Existing (Figure 14-32, left) This view from the back part of the driveway looking to­ward the front of the house shows nothing more than ground cover and a 3-foot chain – link fence. Views into the neighbors’ yard are wide open along the entire driveway. Just as important are the weak views from inside the windows on this side of the house. Blinds and drapes are usually closed, for there isn’t anything to block views into the neighbor’s side yard and backyard.

Proposed (Figure 14-32, right) To provide a more pleasant edge to the driveway, it is im­portant to solve different problems. Removing the chain-link fence and constructing a taller wall or fence will certainly help with keeping views within the space. Mixing pat­terns and heights of ground covers and plantings will add textural interest and rhythm along the fence.

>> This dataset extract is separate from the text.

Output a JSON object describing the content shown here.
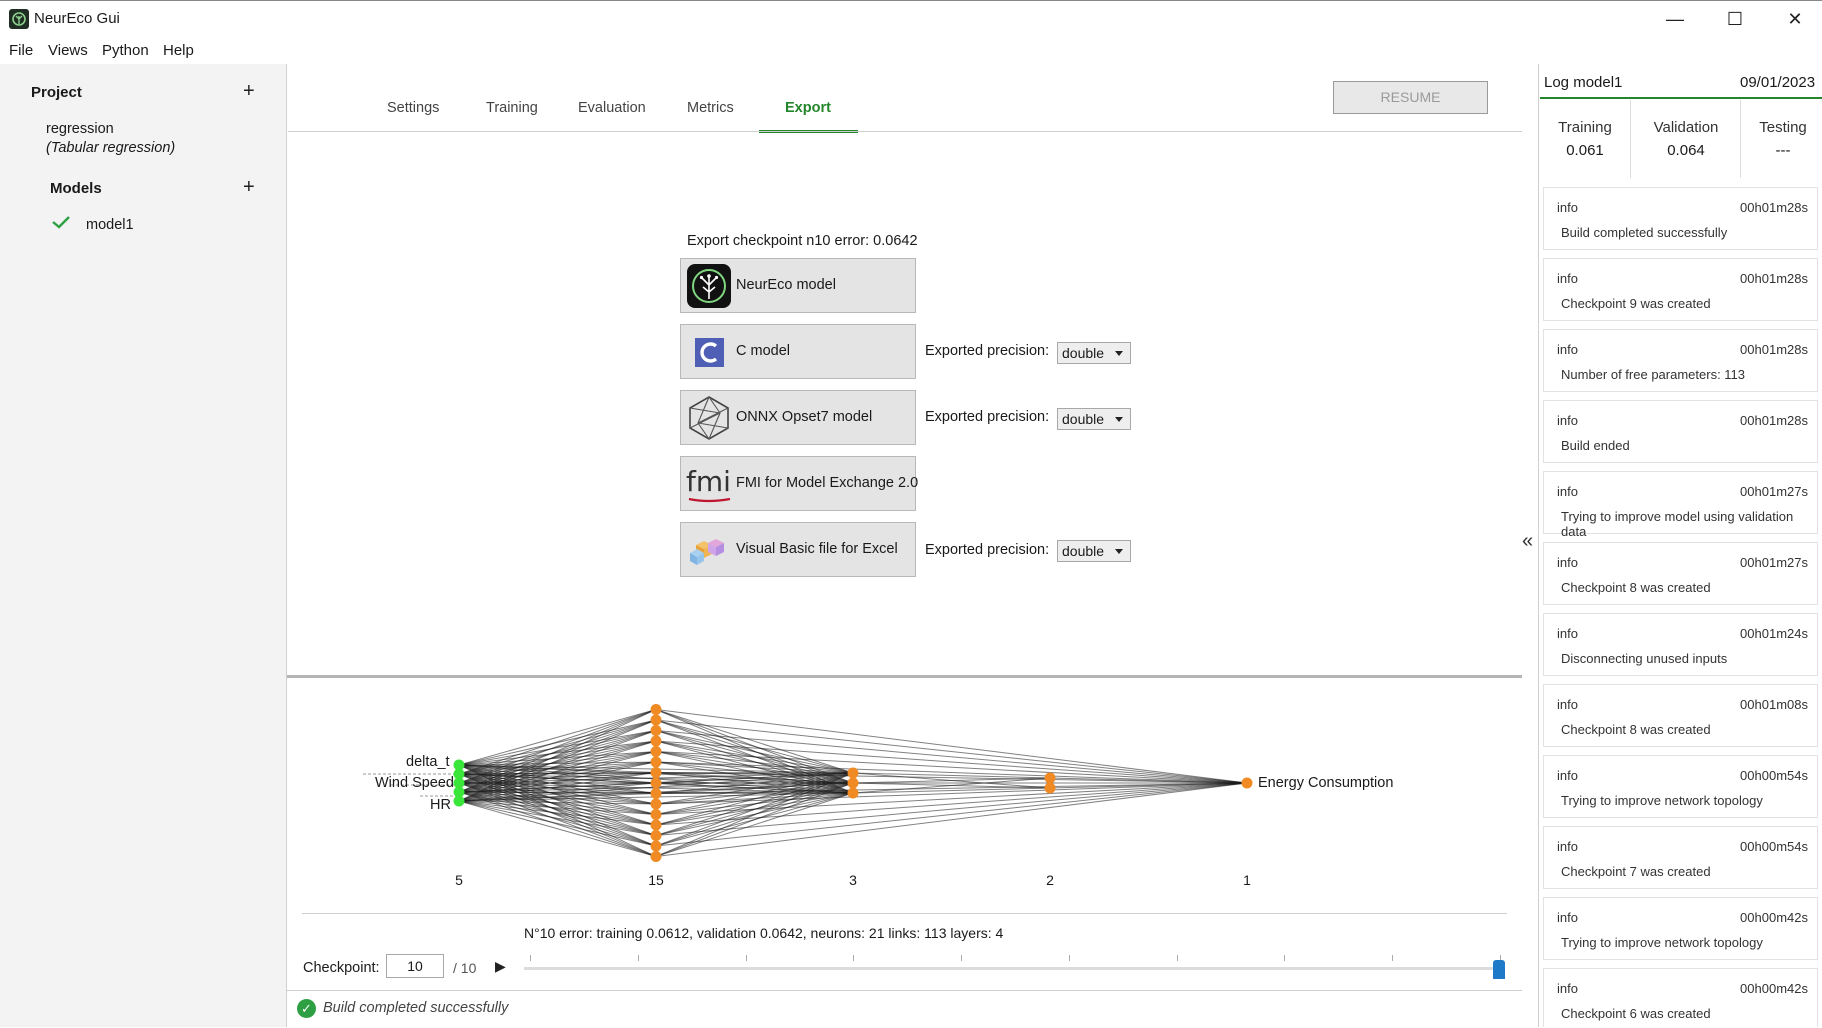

Also, placing a group of upright ornamental trees directly across from im­portant windows of the house will open views into these newly defined areas.

Entry to Backyard

Existing (Figure 14-33, left) On entering the garden space, existing views focus on the adjacent houses and garages, the 3-foot garden fence, the 6-foot property-line fence be­yond, and a mass of existing vegetation to the right. With the construction of the garage

addition, the garage will extend further into the garden space, making it smaller as well as restricting some of the existing views into and through the garden and yard.

Proposed (Figure 14-33, right) The garage addition will take up more of this exist­ing view and focus attention into a narrower area. Views to the houses will be elimi­nated from this view, but will be more evident as one travels through the garden. Changing the fence to a solid one will decrease the views into the neighbors’ yard. A line of ornamental trees is suggested near the property line to provide a better view as one enters the backyard. This will also allow views above the ornamental trees into some of the existing vegetation beyond.